Speaking of out-of-print, the last book I’ve given her was Connie Willis’s Doomsday Book. “Quite timely,” she commented. And how not to agree. In this Christmas-time time-travel story set in a future pandemic-ridden world, Dunworthy, the Oxford historian worried about the pupil they have sent to the Middle Ages in the middle of a new virus outbreak, comes across a flyer:
“In boldface type it said: ‘FIGHT INFLUENZA, VOTE TO SECEDE FROM THE EC.’ Underneath was a paragraph: ‘Why will you be separated from your loved ones this Christmas? Why are you forced to stay in Oxford? Why are you in danger of getting ill and dying? Because the EC allows infected foreigners to enter England, and England doesn’t have a thing to say about it. An Indian immigrant carrying a deadly virus–’ Dunworthy didn’t read the rest. He turned it over. It read, ‘A Vote for Secession is a Vote for Health. Committee for an Independent Great Britain.”

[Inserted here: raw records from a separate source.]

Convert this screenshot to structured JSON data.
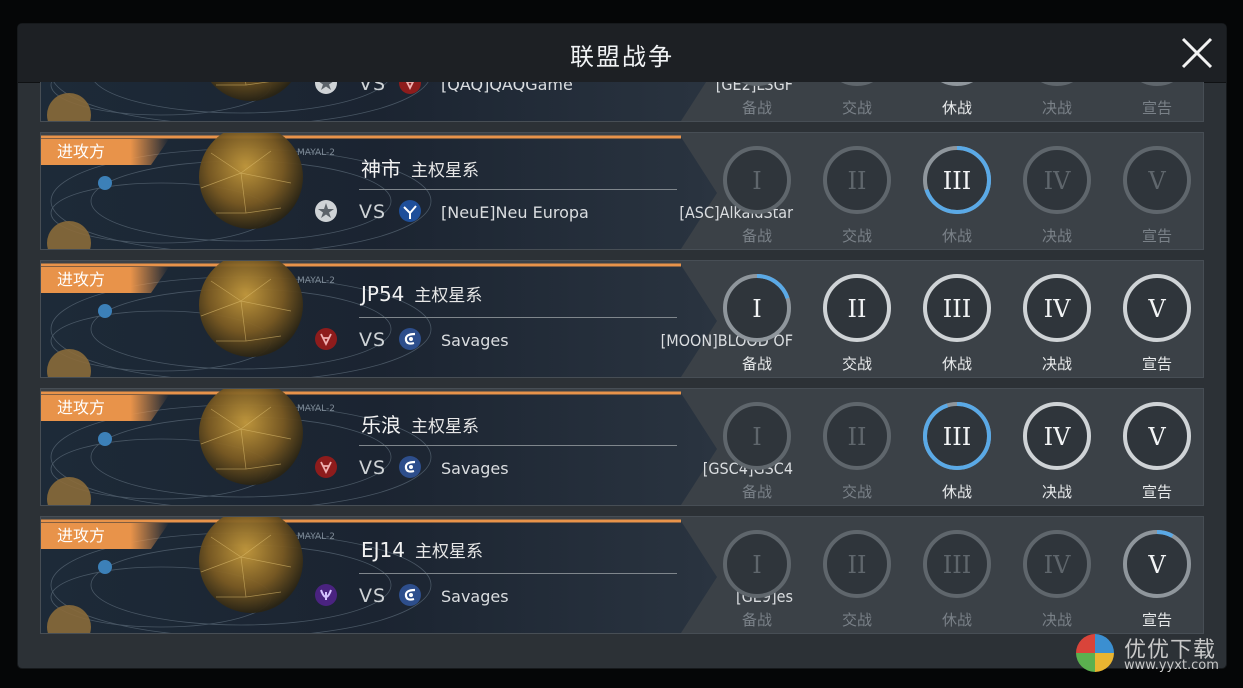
{
  "header": {
    "title": "联盟战争"
  },
  "stage_colors": {
    "dim": "#5f666c",
    "lit": "#cfd3d6",
    "progress": "#5aa9e6",
    "banner": "#e8934a"
  },
  "partial_row": {
    "alliance_a": "[GE2]LSGF",
    "vs": "VS",
    "alliance_b": "[QAQ]QAQGame",
    "stages": [
      {
        "label": "备战",
        "lit": false
      },
      {
        "label": "交战",
        "lit": false
      },
      {
        "label": "休战",
        "lit": true
      },
      {
        "label": "决战",
        "lit": false
      },
      {
        "label": "宣告",
        "lit": false
      }
    ]
  },
  "rows": [
    {
      "tag": "进攻方",
      "system_name": "神市",
      "system_type": "主权星系",
      "alliance_a": "[ASC]AlkaidStar",
      "emblem_a": "star-emblem-icon",
      "vs": "VS",
      "alliance_b": "[NeuE]Neu Europa",
      "emblem_b": "blue-emblem-icon",
      "current_stage": 3,
      "stage_progress": 0.7,
      "stages": [
        {
          "numeral": "I",
          "label": "备战",
          "lit": false
        },
        {
          "numeral": "II",
          "label": "交战",
          "lit": false
        },
        {
          "numeral": "III",
          "label": "休战",
          "lit": true
        },
        {
          "numeral": "IV",
          "label": "决战",
          "lit": false
        },
        {
          "numeral": "V",
          "label": "宣告",
          "lit": false
        }
      ]
    },
    {
      "tag": "进攻方",
      "system_name": "JP54",
      "system_type": "主权星系",
      "alliance_a": "[MOON]BLOOD OF",
      "emblem_a": "red-emblem-icon",
      "vs": "VS",
      "alliance_b": "Savages",
      "emblem_b": "savages-emblem-icon",
      "current_stage": 1,
      "stage_progress": 0.2,
      "stages": [
        {
          "numeral": "I",
          "label": "备战",
          "lit": false
        },
        {
          "numeral": "II",
          "label": "交战",
          "lit": true
        },
        {
          "numeral": "III",
          "label": "休战",
          "lit": true
        },
        {
          "numeral": "IV",
          "label": "决战",
          "lit": true
        },
        {
          "numeral": "V",
          "label": "宣告",
          "lit": true
        }
      ]
    },
    {
      "tag": "进攻方",
      "system_name": "乐浪",
      "system_type": "主权星系",
      "alliance_a": "[GSC4]GSC4",
      "emblem_a": "red-emblem-icon",
      "vs": "VS",
      "alliance_b": "Savages",
      "emblem_b": "savages-emblem-icon",
      "current_stage": 3,
      "stage_progress": 0.95,
      "stages": [
        {
          "numeral": "I",
          "label": "备战",
          "lit": false
        },
        {
          "numeral": "II",
          "label": "交战",
          "lit": false
        },
        {
          "numeral": "III",
          "label": "休战",
          "lit": false
        },
        {
          "numeral": "IV",
          "label": "决战",
          "lit": true
        },
        {
          "numeral": "V",
          "label": "宣告",
          "lit": true
        }
      ]
    },
    {
      "tag": "进攻方",
      "system_name": "EJ14",
      "system_type": "主权星系",
      "alliance_a": "[GE9]es",
      "emblem_a": "purple-emblem-icon",
      "vs": "VS",
      "alliance_b": "Savages",
      "emblem_b": "savages-emblem-icon",
      "current_stage": 5,
      "stage_progress": 0.08,
      "stages": [
        {
          "numeral": "I",
          "label": "备战",
          "lit": false
        },
        {
          "numeral": "II",
          "label": "交战",
          "lit": false
        },
        {
          "numeral": "III",
          "label": "休战",
          "lit": false
        },
        {
          "numeral": "IV",
          "label": "决战",
          "lit": false
        },
        {
          "numeral": "V",
          "label": "宣告",
          "lit": true
        }
      ]
    }
  ],
  "watermark": {
    "text": "优优下载",
    "url": "www.yyxt.com"
  }
}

I remember perfectly well pro-Brexit party UKIP’s lies about the NHS being under pressure by refugees taking all the healthcare away from the British. The one thing Willis didn’t get right was how soon the “secession” would actually happen.

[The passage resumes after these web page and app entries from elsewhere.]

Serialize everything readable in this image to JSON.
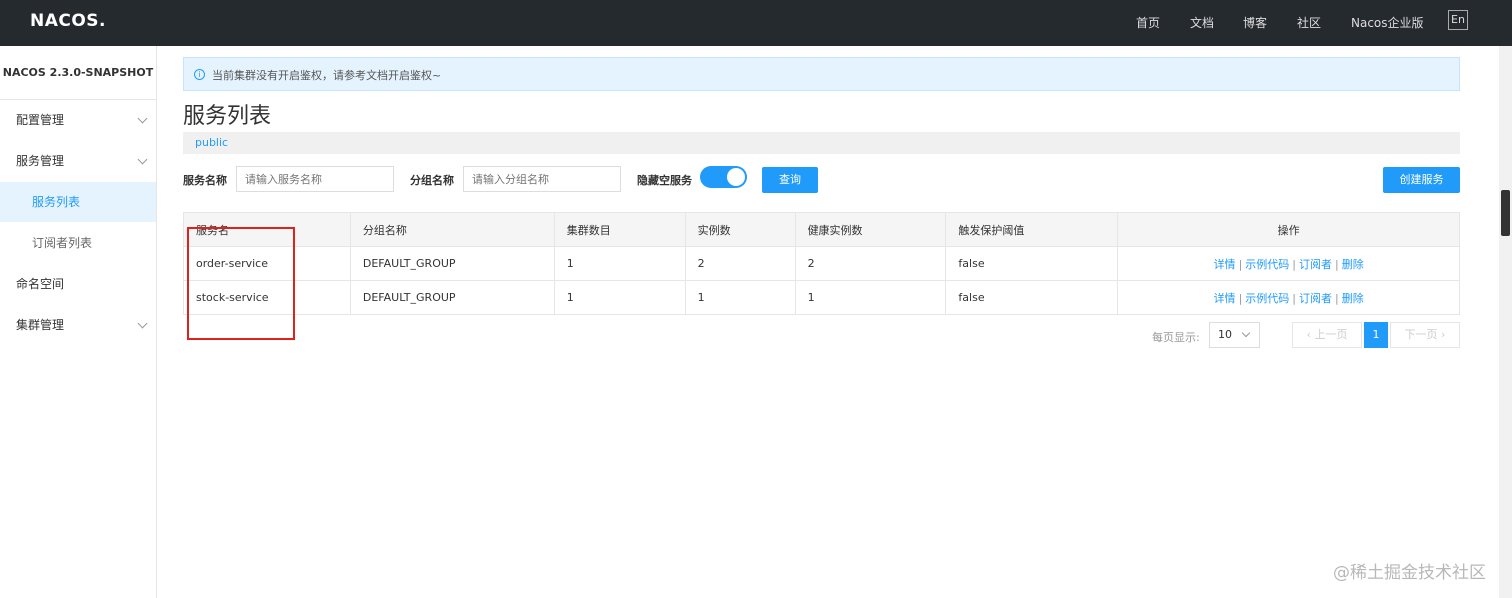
{
  "topbar": {
    "logo": "NACOS.",
    "nav": [
      "首页",
      "文档",
      "博客",
      "社区",
      "Nacos企业版"
    ],
    "lang": "En"
  },
  "sidebar": {
    "title": "NACOS 2.3.0-SNAPSHOT",
    "items": [
      {
        "label": "配置管理"
      },
      {
        "label": "服务管理"
      },
      {
        "label": "服务列表"
      },
      {
        "label": "订阅者列表"
      },
      {
        "label": "命名空间"
      },
      {
        "label": "集群管理"
      }
    ]
  },
  "alert": {
    "icon": "info-icon",
    "text": "当前集群没有开启鉴权，请参考文档开启鉴权~"
  },
  "page": {
    "title": "服务列表",
    "namespace": "public"
  },
  "filters": {
    "service_name_label": "服务名称",
    "service_name_placeholder": "请输入服务名称",
    "group_name_label": "分组名称",
    "group_name_placeholder": "请输入分组名称",
    "hide_empty_label": "隐藏空服务",
    "hide_empty_on": true,
    "query_button": "查询",
    "create_button": "创建服务"
  },
  "table": {
    "headers": [
      "服务名",
      "分组名称",
      "集群数目",
      "实例数",
      "健康实例数",
      "触发保护阈值",
      "操作"
    ],
    "rows": [
      {
        "name": "order-service",
        "group": "DEFAULT_GROUP",
        "clusters": "1",
        "instances": "2",
        "healthy": "2",
        "protect": "false"
      },
      {
        "name": "stock-service",
        "group": "DEFAULT_GROUP",
        "clusters": "1",
        "instances": "1",
        "healthy": "1",
        "protect": "false"
      }
    ],
    "ops": {
      "detail": "详情",
      "sample": "示例代码",
      "subscribers": "订阅者",
      "delete": "删除",
      "sep": "|"
    }
  },
  "pager": {
    "label": "每页显示:",
    "page_size": "10",
    "prev": "上一页",
    "current": "1",
    "next": "下一页"
  },
  "watermark": "@稀土掘金技术社区",
  "colors": {
    "accent": "#209bfa",
    "topbar": "#252a2f",
    "highlight": "#e0201a"
  }
}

At this point I’ve stopped worrying about what to give my mother to read, whether it will be too much, too imaginative. “They’re just so imaginative” is the one thing she always says after every read. Apparently that isn’t a problem anymore.
Among other things, Arrate Hidalgo is Associate Editor at Aqueduct Press. She is also an English to Spanish translator, an founder and organizer of a feminist sf con, and an amateur singer. Visit her website at arratehidalgo.com. Her translation of the Basque science fiction classic, Memories of Tomorrow, by Mayi Pelot, is forthcoming from Aqueduct Press in spring 2022 as a volume in Aqueduct's Heirloom Book series.